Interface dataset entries
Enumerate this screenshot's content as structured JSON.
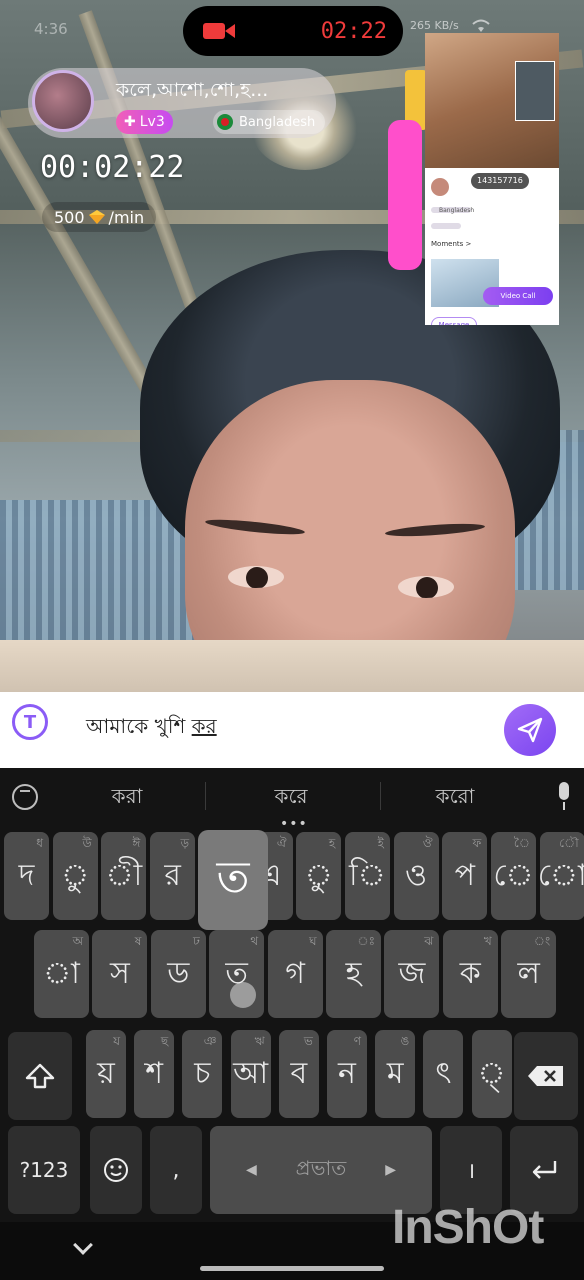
{
  "status_bar": {
    "left_time": "4:36",
    "call_timer": "02:22",
    "net_speed": "265 KB/s"
  },
  "host": {
    "name": "কলে,আশো,শো,হ...",
    "level": "Lv3",
    "country": "Bangladesh",
    "elapsed": "00:02:22",
    "rate": "500",
    "rate_unit": "/min"
  },
  "pip": {
    "user_id": "143157716",
    "country": "Bangladesh",
    "moments_label": "Moments >",
    "message_label": "Message",
    "video_call_label": "Video Call"
  },
  "composer": {
    "text_prefix": "আমাকে খুশি ",
    "text_composing": "কর"
  },
  "keyboard": {
    "suggestions": [
      "করা",
      "করে",
      "করো"
    ],
    "row1": [
      {
        "k": "দ",
        "h": "ধ"
      },
      {
        "k": "ু",
        "h": "উ"
      },
      {
        "k": "ী",
        "h": "ঈ"
      },
      {
        "k": "র",
        "h": "ড়"
      },
      {
        "k": "ত",
        "h": ""
      },
      {
        "k": "এ",
        "h": "ঐ"
      },
      {
        "k": "ু",
        "h": "হ"
      },
      {
        "k": "ি",
        "h": "ই"
      },
      {
        "k": "ও",
        "h": "ঔ"
      },
      {
        "k": "প",
        "h": "ফ"
      },
      {
        "k": "ে",
        "h": "ৈ"
      },
      {
        "k": "ো",
        "h": "ৌ"
      }
    ],
    "row2": [
      {
        "k": "া",
        "h": "অ"
      },
      {
        "k": "স",
        "h": "ষ"
      },
      {
        "k": "ড",
        "h": "ঢ"
      },
      {
        "k": "ত",
        "h": "থ"
      },
      {
        "k": "গ",
        "h": "ঘ"
      },
      {
        "k": "হ",
        "h": "ঃ"
      },
      {
        "k": "জ",
        "h": "ঝ"
      },
      {
        "k": "ক",
        "h": "খ"
      },
      {
        "k": "ল",
        "h": "ং"
      }
    ],
    "row3": [
      {
        "k": "য়",
        "h": "য"
      },
      {
        "k": "শ",
        "h": "ছ"
      },
      {
        "k": "চ",
        "h": "ঞ"
      },
      {
        "k": "আ",
        "h": "ঋ"
      },
      {
        "k": "ব",
        "h": "ভ"
      },
      {
        "k": "ন",
        "h": "ণ"
      },
      {
        "k": "ম",
        "h": "ঙ"
      },
      {
        "k": "ৎ",
        "h": ""
      },
      {
        "k": "্",
        "h": ""
      }
    ],
    "popup_char": "ত",
    "numbers_label": "?123",
    "comma": ",",
    "space_label": "প্রভাত",
    "danda": "।"
  },
  "watermark": "InShOt",
  "colors": {
    "accent": "#8b5cf6",
    "timer_red": "#ef3b3b",
    "level_pink": "#f15fb8",
    "pip_accent": "#ff4fcb"
  },
  "icons": [
    "camera-icon",
    "wifi-icon",
    "diamond-icon",
    "translate-icon",
    "send-icon",
    "clipboard-icon",
    "mic-icon",
    "shift-icon",
    "backspace-icon",
    "emoji-icon",
    "enter-icon",
    "nav-chevron-icon"
  ]
}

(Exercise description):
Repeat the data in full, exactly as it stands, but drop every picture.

(The completed task):
Enumerate this screenshot's content as structured JSON.
{
  "status_bar": {
    "left_time": "4:36",
    "call_timer": "02:22",
    "net_speed": "265 KB/s"
  },
  "host": {
    "name": "কলে,আশো,শো,হ...",
    "level": "Lv3",
    "country": "Bangladesh",
    "elapsed": "00:02:22",
    "rate": "500",
    "rate_unit": "/min"
  },
  "pip": {
    "user_id": "143157716",
    "country": "Bangladesh",
    "moments_label": "Moments >",
    "message_label": "Message",
    "video_call_label": "Video Call"
  },
  "composer": {
    "text_prefix": "আমাকে খুশি ",
    "text_composing": "কর"
  },
  "keyboard": {
    "suggestions": [
      "করা",
      "করে",
      "করো"
    ],
    "row1": [
      {
        "k": "দ",
        "h": "ধ"
      },
      {
        "k": "ু",
        "h": "উ"
      },
      {
        "k": "ী",
        "h": "ঈ"
      },
      {
        "k": "র",
        "h": "ড়"
      },
      {
        "k": "ত",
        "h": ""
      },
      {
        "k": "এ",
        "h": "ঐ"
      },
      {
        "k": "ু",
        "h": "হ"
      },
      {
        "k": "ি",
        "h": "ই"
      },
      {
        "k": "ও",
        "h": "ঔ"
      },
      {
        "k": "প",
        "h": "ফ"
      },
      {
        "k": "ে",
        "h": "ৈ"
      },
      {
        "k": "ো",
        "h": "ৌ"
      }
    ],
    "row2": [
      {
        "k": "া",
        "h": "অ"
      },
      {
        "k": "স",
        "h": "ষ"
      },
      {
        "k": "ড",
        "h": "ঢ"
      },
      {
        "k": "ত",
        "h": "থ"
      },
      {
        "k": "গ",
        "h": "ঘ"
      },
      {
        "k": "হ",
        "h": "ঃ"
      },
      {
        "k": "জ",
        "h": "ঝ"
      },
      {
        "k": "ক",
        "h": "খ"
      },
      {
        "k": "ল",
        "h": "ং"
      }
    ],
    "row3": [
      {
        "k": "য়",
        "h": "য"
      },
      {
        "k": "শ",
        "h": "ছ"
      },
      {
        "k": "চ",
        "h": "ঞ"
      },
      {
        "k": "আ",
        "h": "ঋ"
      },
      {
        "k": "ব",
        "h": "ভ"
      },
      {
        "k": "ন",
        "h": "ণ"
      },
      {
        "k": "ম",
        "h": "ঙ"
      },
      {
        "k": "ৎ",
        "h": ""
      },
      {
        "k": "্",
        "h": ""
      }
    ],
    "popup_char": "ত",
    "numbers_label": "?123",
    "comma": ",",
    "space_label": "প্রভাত",
    "danda": "।"
  },
  "watermark": "InShOt",
  "colors": {
    "accent": "#8b5cf6",
    "timer_red": "#ef3b3b",
    "level_pink": "#f15fb8",
    "pip_accent": "#ff4fcb"
  },
  "icons": [
    "camera-icon",
    "wifi-icon",
    "diamond-icon",
    "translate-icon",
    "send-icon",
    "clipboard-icon",
    "mic-icon",
    "shift-icon",
    "backspace-icon",
    "emoji-icon",
    "enter-icon",
    "nav-chevron-icon"
  ]
}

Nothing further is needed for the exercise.